Overlook is nine-part suite with recurring themes and infectious and sweet melodies weaved wisely and patiently throughout, with enough room for more energetic free improvisations. The quartet features sympathetic players on the composed parts of this suite, especially bass clarinetist Nitai Levi, who brings to mind a young John Surman in his expressiveness, and adds contrasting dark colors to Kretzmer's bright tones. Bassist Shai Ran and drummer Haim Peskoff offer a solid base.
But when Kretzmer begins his uncompromising fiery solo runs on "Broken Parts," much more on "Trauma," and even in the probing parts of the balladic "Eyes closed," it feels as though the rest of the quartet has been left behindnot countering his outbursts with similar energy or even with a looser interplay that might have challenged him. On these segments it is quite clear that Kretzmer is well-versed in the long history of free improvisation and contemporary music, with a unique and authoritative personal vocabulary that references saxophonists including Ellery Eskelin and Mats Gustafsson, while the other players sound as though they are just beginning their experiences in freely improvised music.
Still, this tension between the thoughtful and elaborated structure of Kretzmer's compositions and his determination to deconstruct these structures and reconstruct them again and again is what makes this recording so special.
Track Listing: Left to right; Broken parts; Playsite; Game song; Eyes closed; Simple; Trauma; Mixing and mixing; Your morning.
I love jazz because I enjoy the freedom.
I was first exposed to jazz when I was 17.
I met Cedar Walton at a concert in San Paulo.
The best show I ever attended was Helio Jambao trio.
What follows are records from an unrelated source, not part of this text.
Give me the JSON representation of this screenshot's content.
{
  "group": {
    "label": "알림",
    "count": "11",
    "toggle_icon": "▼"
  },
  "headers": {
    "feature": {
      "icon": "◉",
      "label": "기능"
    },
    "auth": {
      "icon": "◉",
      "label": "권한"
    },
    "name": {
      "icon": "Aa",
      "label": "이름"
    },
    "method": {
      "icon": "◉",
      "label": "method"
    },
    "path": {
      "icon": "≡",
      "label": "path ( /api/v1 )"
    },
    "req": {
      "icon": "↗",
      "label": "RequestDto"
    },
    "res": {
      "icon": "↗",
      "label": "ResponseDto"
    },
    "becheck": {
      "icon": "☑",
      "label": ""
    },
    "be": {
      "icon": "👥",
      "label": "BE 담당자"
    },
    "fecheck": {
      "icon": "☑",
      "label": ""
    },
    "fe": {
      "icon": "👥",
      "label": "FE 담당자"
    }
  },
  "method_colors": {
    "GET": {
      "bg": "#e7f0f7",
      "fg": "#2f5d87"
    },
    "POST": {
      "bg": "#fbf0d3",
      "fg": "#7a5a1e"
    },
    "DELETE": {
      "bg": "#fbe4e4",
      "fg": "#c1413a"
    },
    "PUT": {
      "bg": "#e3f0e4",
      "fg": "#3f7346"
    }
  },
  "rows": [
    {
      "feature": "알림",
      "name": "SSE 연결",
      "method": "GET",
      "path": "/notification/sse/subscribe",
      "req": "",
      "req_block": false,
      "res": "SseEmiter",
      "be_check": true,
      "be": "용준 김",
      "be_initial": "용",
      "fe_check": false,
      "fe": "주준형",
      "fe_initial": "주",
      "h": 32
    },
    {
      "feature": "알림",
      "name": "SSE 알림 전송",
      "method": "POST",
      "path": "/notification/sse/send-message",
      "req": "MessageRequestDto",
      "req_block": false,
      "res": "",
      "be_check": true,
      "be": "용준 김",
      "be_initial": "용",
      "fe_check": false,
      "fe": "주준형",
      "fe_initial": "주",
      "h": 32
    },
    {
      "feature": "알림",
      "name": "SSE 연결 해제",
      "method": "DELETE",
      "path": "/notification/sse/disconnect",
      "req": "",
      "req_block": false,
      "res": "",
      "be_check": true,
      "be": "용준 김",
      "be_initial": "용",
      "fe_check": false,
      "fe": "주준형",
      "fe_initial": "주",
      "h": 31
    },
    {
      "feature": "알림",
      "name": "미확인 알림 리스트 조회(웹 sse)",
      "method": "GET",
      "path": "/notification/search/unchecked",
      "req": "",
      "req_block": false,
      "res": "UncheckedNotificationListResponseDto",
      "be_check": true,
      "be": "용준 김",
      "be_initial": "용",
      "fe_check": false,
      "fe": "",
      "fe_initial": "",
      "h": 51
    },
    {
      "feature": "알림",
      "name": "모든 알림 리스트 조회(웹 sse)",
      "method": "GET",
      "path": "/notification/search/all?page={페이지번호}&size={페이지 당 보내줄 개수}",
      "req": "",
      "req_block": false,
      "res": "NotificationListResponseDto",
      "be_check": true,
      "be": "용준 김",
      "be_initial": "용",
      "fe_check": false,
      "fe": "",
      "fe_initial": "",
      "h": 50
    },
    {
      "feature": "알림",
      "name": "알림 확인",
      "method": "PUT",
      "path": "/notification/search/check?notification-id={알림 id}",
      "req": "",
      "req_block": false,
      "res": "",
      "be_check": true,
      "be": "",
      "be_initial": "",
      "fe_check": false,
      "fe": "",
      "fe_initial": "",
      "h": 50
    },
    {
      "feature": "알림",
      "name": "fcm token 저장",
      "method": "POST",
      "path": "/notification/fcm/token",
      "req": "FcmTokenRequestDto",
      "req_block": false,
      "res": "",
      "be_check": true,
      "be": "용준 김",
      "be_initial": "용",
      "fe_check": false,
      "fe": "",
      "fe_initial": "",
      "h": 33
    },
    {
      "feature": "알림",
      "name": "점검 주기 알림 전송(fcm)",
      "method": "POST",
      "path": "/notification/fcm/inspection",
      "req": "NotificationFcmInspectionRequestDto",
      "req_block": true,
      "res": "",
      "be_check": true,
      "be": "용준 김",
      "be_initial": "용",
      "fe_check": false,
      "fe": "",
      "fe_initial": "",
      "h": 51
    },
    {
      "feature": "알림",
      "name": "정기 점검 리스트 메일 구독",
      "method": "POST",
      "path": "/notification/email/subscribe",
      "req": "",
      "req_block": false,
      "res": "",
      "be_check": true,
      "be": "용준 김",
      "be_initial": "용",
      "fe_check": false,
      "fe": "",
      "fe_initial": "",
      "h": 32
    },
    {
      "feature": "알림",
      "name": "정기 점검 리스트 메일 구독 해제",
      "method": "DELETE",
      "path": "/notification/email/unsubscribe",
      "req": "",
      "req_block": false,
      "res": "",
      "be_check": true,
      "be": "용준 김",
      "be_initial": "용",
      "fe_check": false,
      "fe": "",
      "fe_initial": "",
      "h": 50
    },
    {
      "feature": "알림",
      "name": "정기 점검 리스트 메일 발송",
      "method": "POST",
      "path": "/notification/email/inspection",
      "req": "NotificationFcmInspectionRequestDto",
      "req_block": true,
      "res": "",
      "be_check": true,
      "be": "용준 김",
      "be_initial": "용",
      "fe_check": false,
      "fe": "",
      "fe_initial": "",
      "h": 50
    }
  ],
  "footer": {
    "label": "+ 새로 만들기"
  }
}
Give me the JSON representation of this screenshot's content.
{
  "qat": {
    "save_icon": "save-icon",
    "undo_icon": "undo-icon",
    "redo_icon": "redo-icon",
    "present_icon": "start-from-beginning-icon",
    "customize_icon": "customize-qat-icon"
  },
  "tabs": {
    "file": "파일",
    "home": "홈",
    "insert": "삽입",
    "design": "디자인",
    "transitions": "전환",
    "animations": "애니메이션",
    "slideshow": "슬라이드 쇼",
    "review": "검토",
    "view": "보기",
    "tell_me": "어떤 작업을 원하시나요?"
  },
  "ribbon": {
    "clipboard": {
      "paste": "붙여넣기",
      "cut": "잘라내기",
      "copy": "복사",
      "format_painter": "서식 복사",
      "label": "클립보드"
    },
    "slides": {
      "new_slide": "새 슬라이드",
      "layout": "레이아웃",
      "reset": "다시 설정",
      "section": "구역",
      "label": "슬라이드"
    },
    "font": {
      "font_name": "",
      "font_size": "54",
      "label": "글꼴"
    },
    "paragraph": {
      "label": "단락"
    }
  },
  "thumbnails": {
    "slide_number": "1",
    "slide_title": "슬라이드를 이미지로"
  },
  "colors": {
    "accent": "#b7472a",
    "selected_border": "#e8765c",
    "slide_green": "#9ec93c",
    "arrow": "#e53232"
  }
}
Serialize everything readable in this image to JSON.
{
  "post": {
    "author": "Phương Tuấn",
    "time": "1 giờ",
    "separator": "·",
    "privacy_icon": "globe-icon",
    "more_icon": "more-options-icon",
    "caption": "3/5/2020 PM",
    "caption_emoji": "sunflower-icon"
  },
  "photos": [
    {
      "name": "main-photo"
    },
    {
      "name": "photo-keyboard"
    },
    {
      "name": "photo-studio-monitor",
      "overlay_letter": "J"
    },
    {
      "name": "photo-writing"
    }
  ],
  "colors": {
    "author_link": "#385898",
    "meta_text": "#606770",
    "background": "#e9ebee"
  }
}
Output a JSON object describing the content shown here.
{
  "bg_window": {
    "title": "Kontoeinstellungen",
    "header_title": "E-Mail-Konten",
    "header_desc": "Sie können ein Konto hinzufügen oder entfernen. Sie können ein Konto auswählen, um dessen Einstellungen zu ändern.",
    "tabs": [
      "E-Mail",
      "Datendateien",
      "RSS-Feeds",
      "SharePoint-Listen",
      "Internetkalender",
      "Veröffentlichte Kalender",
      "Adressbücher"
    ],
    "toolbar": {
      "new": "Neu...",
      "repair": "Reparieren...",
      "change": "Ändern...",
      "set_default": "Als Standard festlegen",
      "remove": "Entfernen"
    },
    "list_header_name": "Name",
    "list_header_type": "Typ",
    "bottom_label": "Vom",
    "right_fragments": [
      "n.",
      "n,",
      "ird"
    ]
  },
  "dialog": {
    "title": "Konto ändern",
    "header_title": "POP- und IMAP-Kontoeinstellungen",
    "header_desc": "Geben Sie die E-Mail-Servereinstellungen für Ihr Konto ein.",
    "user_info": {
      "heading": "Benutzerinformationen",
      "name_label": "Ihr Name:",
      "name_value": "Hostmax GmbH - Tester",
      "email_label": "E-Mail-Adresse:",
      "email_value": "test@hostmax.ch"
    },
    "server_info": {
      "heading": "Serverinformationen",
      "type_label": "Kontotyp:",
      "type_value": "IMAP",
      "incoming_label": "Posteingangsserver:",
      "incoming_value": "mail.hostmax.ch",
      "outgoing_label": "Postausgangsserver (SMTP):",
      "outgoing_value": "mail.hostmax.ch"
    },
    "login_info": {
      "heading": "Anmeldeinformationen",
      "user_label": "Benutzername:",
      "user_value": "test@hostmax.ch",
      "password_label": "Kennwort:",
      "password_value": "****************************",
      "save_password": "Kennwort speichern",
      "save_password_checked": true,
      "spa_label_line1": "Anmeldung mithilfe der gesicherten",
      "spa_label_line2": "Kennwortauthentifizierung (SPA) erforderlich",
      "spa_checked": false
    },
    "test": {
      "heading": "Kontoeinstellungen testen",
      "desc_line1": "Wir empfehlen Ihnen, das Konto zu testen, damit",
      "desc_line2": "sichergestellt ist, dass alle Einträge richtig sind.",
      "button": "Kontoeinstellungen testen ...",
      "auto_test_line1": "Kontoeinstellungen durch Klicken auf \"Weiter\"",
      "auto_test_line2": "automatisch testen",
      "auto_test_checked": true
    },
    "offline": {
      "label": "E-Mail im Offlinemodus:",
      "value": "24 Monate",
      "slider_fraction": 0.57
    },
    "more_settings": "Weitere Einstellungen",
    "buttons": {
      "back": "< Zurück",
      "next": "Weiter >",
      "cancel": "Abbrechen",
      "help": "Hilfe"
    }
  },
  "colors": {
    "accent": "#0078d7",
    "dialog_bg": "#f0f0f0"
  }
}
The first jazz record I bought was Witchcraft by George Benson.
My advice to new listeners is listen to the old school first.